Looking to implement AirBNB, Yelp, or even ecommerce-style features in your Backendless app? The Product Listings App Blueprint is the perfect place to start.
The Product Listings App Blueprint demonstrates how to create a listing website or web app that allows user to post their own items or services for sale on the site. The blueprint includes Google Maps functionality so that vendors can share their location, and customers can search for listings near them.
App Blueprints are more than just templates from which to build a specific type of application or website. We design all of our App Blueprints to provide one or more key functions that a developer would want to add to their application, regardless of the app’s business use.
The Product Listings App Blueprint showcases a number of valuable features, including location-based search, adding search filters to dropdown lists, and implementing the Stripe plugin to collect and process payments.
As with all of our App Blueprints, the entirety of this app blueprint was built without code using Backendless’ UI Builder.
Listings created using this App Blueprint can include a location. When a location is selected on the listing form, upon submitting the form the address is saved in the database, and the precise latitude and longitude are automatically generated from the Google Maps API. (You will need your own Google Maps API key to make this work in the blueprint.)
With the location stored, you can then display the location of each listing to the user, as in the demo app.
Instructions for adding your Google Maps API key are included in the blueprint’s instructions.
Payment Processing With Stripe
The blueprint includes a professional pricing page where you can provide prices for your services, such as the price to list an item on your marketplace.
The pricing options are set in the database, meaning you can quickly and easily modify the options. We talk more about how our blueprints rely on database-driven content here. For this app, you can see the pricing options in the Plan table.
In the demo app, selecting one of the pricing options will take you to the form where the user would fill in the listing details. We’ll come back to that in the next section of this article.
For now, we want to look at the payment screen. The page Checkout in the blueprint is where you will find the complete payment processing form. With this form, you can see how to set up your own payment processing, or checkout, page.
Included in the checkout process is the Stripe API. For Stripe payment to work, you need to go to the Backend section, click the Business Logic section, then under API Services, select StripeService and click the gear.
The selected plan (object in the Plan table) and the submitted listing (object in the Place table) are both connected to the user in the Users table. Purchases are displayed in the Order table and related to the Plan table as well. These relationships are easily visualized using our Visual Modeler.
Finally, the Product Listings App Blueprint is helpful in that it showcases how to create custom form for users to submit their own listings. Users that want to submit must create an account because, as stated above, all listings are linked to the Users table on the backend.
The PostAListingForm page includes a variety of unique features. For example, this form showcases how to allow users to upload images from the UI and how to input multiple values using the operating hours section.

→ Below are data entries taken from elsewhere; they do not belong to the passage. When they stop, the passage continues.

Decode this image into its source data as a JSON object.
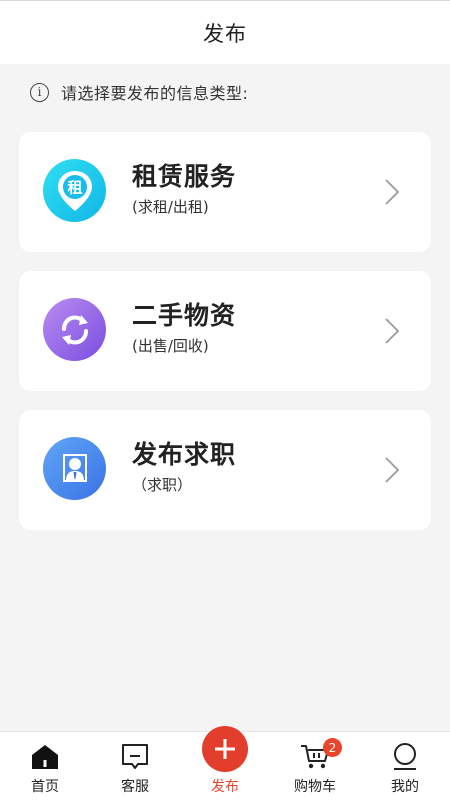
{
  "header": {
    "title": "发布"
  },
  "prompt": {
    "text": "请选择要发布的信息类型:"
  },
  "cards": [
    {
      "title": "租赁服务",
      "subtitle": "(求租/出租)",
      "icon": "rent-pin-icon",
      "icon_char": "租",
      "color": "#1ec8ec"
    },
    {
      "title": "二手物资",
      "subtitle": "(出售/回收)",
      "icon": "recycle-icon",
      "color": "#9a6cea"
    },
    {
      "title": "发布求职",
      "subtitle": "（求职）",
      "icon": "person-icon",
      "color": "#4a8cef"
    }
  ],
  "nav": {
    "items": [
      {
        "label": "首页",
        "icon": "home-icon"
      },
      {
        "label": "客服",
        "icon": "chat-icon"
      },
      {
        "label": "发布",
        "icon": "plus-icon",
        "active": true
      },
      {
        "label": "购物车",
        "icon": "cart-icon",
        "badge": "2"
      },
      {
        "label": "我的",
        "icon": "user-icon"
      }
    ],
    "active_color": "#e8452c"
  }
}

The Post a Listing form also includes multiple dropdown lists, such as Category and Region. These lists are populated from the database tables of the same names. You can add, remove, or modify the items in these lists easily without having to republish the app, simply by making changes in the database.
Dropdown List Search & Filter
The aforementioned dropdown lists are custom built, not the standard dropdown component included in UI Builder. This is because they are built to include functionality for the user to search the list with text.
To achieve this effect, the component uses a combination of UI Themes and Codeless logic. You can view the logic used to filter the list based on the text entered by clicking the puzzle icon on the block component.
The Classes box (highlighted above) tells you which Theme Extensions you want to look at to see how the dropdown is visualized. Under the Theme tab, you will see the various customizations added. For the dropdowns, you will want to look at the Form extension.
The Product Listings App Blueprint showcases how to implement location-based search, Stripe plugin integration, and filterable dropdown lists, among other valuable elements. Most importantly, it provides you with a template to follow for a variety of key Backendless functions.
Backendless offers tons of tutorials that you can access for free to learn how more about these powerful functions.
Visualizing data is a valuable way to glean insights into your data quickly and without the need to hire a data scientist. Backendless Visualizations make it super easy to share those insights with others.
A snackbar or “toast” element is a message displayed to the user, usually on a temporary basis over a few seconds. It’s great for alerting the user to something without requiring any action. Think of a success message, a confirmation, or an error alert of some kind.